The Food Project seeks to protect the environment and build power in communities where meat megacorporations externalize and concentrate the negative impacts of industrial animal agriculture — often in communities of color. We do this work in collaboration with the communities most directly impacted by the industry’s pollution.
Clean Air and Water
In traditional farming, manure produced by animals serves as fertilizer for their feed. Because industrial animal agriculture concentrates thousands of animals into as little land as possible, it produces an excess of manure that is then mismanaged in ways that pollute the surrounding land, water, and air. Just one industrial-sized hog facility can produce more waste than the entire city of Philadelphia does over the course of a year.

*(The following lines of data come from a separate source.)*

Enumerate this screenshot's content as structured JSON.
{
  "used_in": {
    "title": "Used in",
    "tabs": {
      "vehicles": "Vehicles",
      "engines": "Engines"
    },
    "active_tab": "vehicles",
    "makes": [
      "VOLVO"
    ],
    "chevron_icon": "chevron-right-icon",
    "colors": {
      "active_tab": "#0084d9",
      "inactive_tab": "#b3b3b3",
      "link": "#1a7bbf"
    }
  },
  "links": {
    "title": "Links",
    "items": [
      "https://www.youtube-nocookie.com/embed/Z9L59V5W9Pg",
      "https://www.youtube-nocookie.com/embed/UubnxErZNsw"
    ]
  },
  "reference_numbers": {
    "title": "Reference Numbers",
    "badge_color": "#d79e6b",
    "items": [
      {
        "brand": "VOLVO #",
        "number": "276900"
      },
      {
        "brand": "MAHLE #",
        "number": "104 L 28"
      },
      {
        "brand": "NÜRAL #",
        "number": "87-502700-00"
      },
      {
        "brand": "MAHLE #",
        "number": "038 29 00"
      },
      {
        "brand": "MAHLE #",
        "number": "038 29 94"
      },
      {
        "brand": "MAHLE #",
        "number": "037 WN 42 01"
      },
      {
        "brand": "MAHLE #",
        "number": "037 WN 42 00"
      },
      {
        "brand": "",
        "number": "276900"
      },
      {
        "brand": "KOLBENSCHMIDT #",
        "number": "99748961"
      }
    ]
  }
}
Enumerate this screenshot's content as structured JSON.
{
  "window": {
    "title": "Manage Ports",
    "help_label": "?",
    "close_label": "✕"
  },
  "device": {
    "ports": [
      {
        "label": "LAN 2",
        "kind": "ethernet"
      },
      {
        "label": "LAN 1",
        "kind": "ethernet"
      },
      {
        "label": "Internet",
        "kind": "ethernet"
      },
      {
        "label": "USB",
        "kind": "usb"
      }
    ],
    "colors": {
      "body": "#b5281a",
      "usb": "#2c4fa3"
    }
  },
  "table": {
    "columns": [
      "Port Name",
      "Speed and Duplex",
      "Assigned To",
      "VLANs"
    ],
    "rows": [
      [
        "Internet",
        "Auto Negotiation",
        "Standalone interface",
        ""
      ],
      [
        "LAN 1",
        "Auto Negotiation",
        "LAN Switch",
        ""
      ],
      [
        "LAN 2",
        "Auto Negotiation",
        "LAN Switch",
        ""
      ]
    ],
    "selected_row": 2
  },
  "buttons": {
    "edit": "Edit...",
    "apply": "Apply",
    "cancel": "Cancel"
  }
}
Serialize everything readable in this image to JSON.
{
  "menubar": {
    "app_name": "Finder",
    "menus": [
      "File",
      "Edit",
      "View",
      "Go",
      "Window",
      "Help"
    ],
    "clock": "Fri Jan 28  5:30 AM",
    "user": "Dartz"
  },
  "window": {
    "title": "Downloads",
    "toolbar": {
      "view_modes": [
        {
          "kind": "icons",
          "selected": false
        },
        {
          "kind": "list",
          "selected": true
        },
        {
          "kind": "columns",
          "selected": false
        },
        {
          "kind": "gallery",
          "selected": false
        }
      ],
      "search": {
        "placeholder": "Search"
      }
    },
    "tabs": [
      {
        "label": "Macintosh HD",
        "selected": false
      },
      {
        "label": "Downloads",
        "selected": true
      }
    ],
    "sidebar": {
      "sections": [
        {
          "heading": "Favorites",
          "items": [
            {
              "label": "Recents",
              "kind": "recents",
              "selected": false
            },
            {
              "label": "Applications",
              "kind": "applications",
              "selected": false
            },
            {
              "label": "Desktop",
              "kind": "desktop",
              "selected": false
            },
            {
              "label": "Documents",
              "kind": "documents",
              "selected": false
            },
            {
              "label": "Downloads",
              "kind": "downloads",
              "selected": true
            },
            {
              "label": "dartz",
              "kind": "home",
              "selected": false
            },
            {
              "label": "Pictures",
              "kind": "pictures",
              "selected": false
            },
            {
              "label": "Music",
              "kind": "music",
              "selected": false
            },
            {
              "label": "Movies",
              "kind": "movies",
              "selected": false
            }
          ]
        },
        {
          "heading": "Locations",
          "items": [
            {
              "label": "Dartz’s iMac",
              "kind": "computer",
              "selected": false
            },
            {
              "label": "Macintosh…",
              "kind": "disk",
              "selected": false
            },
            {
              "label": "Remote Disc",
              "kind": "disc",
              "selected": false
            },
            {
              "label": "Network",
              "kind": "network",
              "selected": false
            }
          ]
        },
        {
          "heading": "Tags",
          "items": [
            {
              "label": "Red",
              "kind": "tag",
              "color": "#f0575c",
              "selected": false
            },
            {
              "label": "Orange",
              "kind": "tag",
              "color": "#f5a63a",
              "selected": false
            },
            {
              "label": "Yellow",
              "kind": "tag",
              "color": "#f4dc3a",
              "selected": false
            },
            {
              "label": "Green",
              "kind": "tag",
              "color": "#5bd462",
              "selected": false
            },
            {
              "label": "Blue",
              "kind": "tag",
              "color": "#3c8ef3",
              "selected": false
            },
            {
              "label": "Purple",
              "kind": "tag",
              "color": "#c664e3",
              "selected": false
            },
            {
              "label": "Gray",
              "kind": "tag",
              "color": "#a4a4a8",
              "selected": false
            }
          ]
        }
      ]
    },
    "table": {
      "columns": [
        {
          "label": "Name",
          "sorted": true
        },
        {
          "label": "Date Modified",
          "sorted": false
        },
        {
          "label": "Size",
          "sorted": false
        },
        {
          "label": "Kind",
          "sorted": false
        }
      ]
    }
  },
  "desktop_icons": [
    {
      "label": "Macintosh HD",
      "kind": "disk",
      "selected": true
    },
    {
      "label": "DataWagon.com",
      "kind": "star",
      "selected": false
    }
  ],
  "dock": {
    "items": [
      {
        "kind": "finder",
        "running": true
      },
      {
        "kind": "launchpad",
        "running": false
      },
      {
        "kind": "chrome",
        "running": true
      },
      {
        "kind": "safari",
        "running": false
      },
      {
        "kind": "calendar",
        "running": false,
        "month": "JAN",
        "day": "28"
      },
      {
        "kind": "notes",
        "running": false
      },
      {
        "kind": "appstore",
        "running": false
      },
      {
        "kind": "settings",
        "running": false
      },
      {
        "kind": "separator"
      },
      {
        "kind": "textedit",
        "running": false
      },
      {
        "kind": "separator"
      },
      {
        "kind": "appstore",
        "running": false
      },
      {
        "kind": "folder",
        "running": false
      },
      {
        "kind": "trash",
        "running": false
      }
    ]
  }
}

Unlike human waste, animal waste from industrial facilities is not treated. With more manure than can be spread on neighboring fields, manure is stored in enormous open pits commonly referred to as “lagoons.” Waste lagoons housing manure in massive quantities present consistent environmental threats. Manure from these lagoons can overflow during hurricanes and flooding, seep into the ground, and contaminate local groundwater – often the only source of water for rural communities. In some areas, waste is sprayed onto fields, resulting in odors, flies, and dangerous chemicals in the air community members breathe. In the Yakima Valley Dairy cases, the Court found that manure from livestock facilities should be regulated as solid and hazardous waste.